Netanyahu also called for the raising of the age of retirement for both men and women (to 67 and 64, respectively), and this took effect last April. This measure and reform of the ports were both forced through without consultation or debate, with the latter leading to a long and bitter strike.
The reform of the municipalities, which was included in Netanyahu’s March 2004 budget, was also forced through. NIS 1.5 billion was cut from municipal budgets despite warnings that this would lead to the collapse of the municipal system. Netanyahu has said of the recent standoff that he is “willing to fire 200 deputy mayors if that is what is needed to stop the waste.”

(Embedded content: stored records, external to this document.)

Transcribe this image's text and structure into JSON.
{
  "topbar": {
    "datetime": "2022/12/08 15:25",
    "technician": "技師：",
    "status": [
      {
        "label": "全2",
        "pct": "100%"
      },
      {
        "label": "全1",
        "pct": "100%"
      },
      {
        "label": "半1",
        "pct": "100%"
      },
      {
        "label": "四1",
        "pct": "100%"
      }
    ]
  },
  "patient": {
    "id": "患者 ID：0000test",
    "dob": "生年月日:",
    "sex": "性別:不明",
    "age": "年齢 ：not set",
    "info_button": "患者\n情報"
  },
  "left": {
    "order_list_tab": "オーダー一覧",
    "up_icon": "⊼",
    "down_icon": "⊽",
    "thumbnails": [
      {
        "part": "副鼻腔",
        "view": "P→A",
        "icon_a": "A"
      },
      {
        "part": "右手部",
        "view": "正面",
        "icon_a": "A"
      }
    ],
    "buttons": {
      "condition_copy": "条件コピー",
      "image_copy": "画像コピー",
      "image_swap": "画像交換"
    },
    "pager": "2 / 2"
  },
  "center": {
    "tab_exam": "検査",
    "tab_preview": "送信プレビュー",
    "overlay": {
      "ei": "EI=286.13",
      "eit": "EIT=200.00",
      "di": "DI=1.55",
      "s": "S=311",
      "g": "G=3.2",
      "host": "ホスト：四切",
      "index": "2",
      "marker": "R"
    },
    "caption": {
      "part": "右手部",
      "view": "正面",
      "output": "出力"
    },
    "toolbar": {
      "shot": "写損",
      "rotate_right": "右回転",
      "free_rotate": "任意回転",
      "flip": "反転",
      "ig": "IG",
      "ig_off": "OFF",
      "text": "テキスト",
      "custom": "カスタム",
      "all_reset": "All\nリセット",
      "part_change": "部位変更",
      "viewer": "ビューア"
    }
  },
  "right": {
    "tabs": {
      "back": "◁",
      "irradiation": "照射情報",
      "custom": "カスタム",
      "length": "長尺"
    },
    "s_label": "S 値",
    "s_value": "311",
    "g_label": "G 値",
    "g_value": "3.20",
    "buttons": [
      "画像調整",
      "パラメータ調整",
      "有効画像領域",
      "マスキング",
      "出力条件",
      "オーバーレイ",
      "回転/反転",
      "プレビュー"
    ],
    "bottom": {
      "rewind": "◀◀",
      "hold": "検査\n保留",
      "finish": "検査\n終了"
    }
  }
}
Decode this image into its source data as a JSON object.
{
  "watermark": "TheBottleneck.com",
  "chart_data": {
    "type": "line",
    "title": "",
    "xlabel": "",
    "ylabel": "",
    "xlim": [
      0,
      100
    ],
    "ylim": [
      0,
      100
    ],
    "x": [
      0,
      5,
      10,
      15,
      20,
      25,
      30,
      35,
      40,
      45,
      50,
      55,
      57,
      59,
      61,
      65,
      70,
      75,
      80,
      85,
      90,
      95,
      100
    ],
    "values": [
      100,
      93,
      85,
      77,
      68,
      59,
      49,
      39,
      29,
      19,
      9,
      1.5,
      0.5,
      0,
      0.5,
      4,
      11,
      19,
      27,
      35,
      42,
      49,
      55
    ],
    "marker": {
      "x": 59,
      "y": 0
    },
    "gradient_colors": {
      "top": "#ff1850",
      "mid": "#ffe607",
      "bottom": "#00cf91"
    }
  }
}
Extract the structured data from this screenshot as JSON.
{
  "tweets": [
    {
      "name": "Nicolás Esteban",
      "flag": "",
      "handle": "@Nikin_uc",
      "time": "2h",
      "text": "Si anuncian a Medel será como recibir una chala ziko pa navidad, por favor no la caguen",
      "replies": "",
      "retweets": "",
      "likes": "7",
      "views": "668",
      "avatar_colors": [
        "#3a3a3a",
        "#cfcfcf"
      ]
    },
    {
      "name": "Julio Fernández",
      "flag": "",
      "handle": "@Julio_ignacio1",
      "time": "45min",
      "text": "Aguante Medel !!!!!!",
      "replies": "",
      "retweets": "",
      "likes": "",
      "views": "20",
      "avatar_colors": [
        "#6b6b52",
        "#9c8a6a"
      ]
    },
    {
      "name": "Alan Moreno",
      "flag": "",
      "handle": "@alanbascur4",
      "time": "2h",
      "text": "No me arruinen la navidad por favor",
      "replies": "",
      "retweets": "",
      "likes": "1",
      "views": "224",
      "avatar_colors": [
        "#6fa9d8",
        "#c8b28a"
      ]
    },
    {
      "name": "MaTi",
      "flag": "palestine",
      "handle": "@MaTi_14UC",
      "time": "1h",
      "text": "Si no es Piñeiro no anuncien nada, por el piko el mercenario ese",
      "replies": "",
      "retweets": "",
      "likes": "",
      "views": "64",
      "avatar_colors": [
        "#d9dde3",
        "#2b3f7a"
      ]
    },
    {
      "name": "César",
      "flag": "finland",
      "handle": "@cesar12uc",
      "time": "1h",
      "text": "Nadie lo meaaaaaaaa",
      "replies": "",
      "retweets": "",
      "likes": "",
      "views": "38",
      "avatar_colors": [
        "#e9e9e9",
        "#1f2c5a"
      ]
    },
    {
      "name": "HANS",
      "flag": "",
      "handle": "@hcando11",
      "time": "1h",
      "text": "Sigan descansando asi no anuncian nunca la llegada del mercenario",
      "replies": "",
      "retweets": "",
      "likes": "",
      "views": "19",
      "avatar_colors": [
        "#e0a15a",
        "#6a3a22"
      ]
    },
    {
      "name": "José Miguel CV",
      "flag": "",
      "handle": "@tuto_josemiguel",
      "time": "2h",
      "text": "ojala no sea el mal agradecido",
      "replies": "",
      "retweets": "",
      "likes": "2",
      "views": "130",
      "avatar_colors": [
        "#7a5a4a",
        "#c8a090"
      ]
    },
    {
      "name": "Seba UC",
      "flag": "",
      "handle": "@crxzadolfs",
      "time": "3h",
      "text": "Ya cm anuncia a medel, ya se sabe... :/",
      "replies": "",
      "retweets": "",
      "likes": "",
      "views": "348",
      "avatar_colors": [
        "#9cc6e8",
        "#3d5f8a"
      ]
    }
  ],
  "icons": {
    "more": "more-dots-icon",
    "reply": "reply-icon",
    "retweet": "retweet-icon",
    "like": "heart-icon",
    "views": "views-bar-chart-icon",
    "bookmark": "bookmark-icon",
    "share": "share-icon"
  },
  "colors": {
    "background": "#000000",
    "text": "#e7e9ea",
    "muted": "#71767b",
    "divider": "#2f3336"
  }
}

If Histadrut fails to police the attacks on its members, then Netanyahu and a supportive right-wing media are threatening legal curbs. The Jerusalem Post cites the example of New York City in the 1970s as similarly in need of reform, when President Gerald Ford famously told New York City to “Drop Dead”—i.e., that it would not be “bailed out” by central government. Municipalities in the US are now scrutinised by Bond Rating Agencies that decide whether a municipality may borrow, based on its fiscal prudence.
Steven Plaut in Arutz Sheva proclaimed, “Many of the very worst of the deficit-mongers have been the Arab towns, which tend to grant exemption to the paying of local property taxes to nearly everyone capable of breathing twice in a row.” He goes on to say that there are plenty of “deficit-mongers” amongst Jewish municipalities, but that “Arab towns are over-funded” (emphasis in original).
Netanyahu, on the other hand, reserved his main threats for the trade unions. He told the Ha’aretz newspaper that the purpose of his forthcoming trip to an International Monetary Fund meeting in Washington on October 3 was “to tell the world’s finance ministers that Israel has a rising economy and it’s worthwhile for them to do business with us.”
He declared his intention to end what Ha’aretz summarised as “an economy based on excessive welfare handouts that relied on the idea that ‘someone else will pay.’”
“In the past, Israel was a ‘bad’ country for business—with its Histadrut, taxes, welfare—and things could not go on this way... If there is someone trying to delay changing the economy today, that’s the Histadrut. It doesn’t hesitate to dismiss its own staff, but it’s quick to fire off a television campaign to raise the minimum wage. We are talking about a kiss of death for the economy. You cannot compete when the minimum wage is rising.”
Noting that the last strike proved that the Histadrut had the power to shut the economy down, he threatened, “This has to be changed by law. Otherwise, this isn’t a state. It’s madness. A group of gangsters and hypocrites is oppressing workers everywhere, preventing a recovery program that would save the workers, shutting down the economy and sending factories fleeing, causing the most strikes in the world, while the entire rest of the world is streamlining and competing, and there’s a free flow of products and goods. We can’t continue this way.”
Netanyahu asked how he related his views to “the hunger that we see all around us.” He replied with contempt, “It’s 20-30 percent true, but 70-80 percent a lie by people who don’t want to go to work.”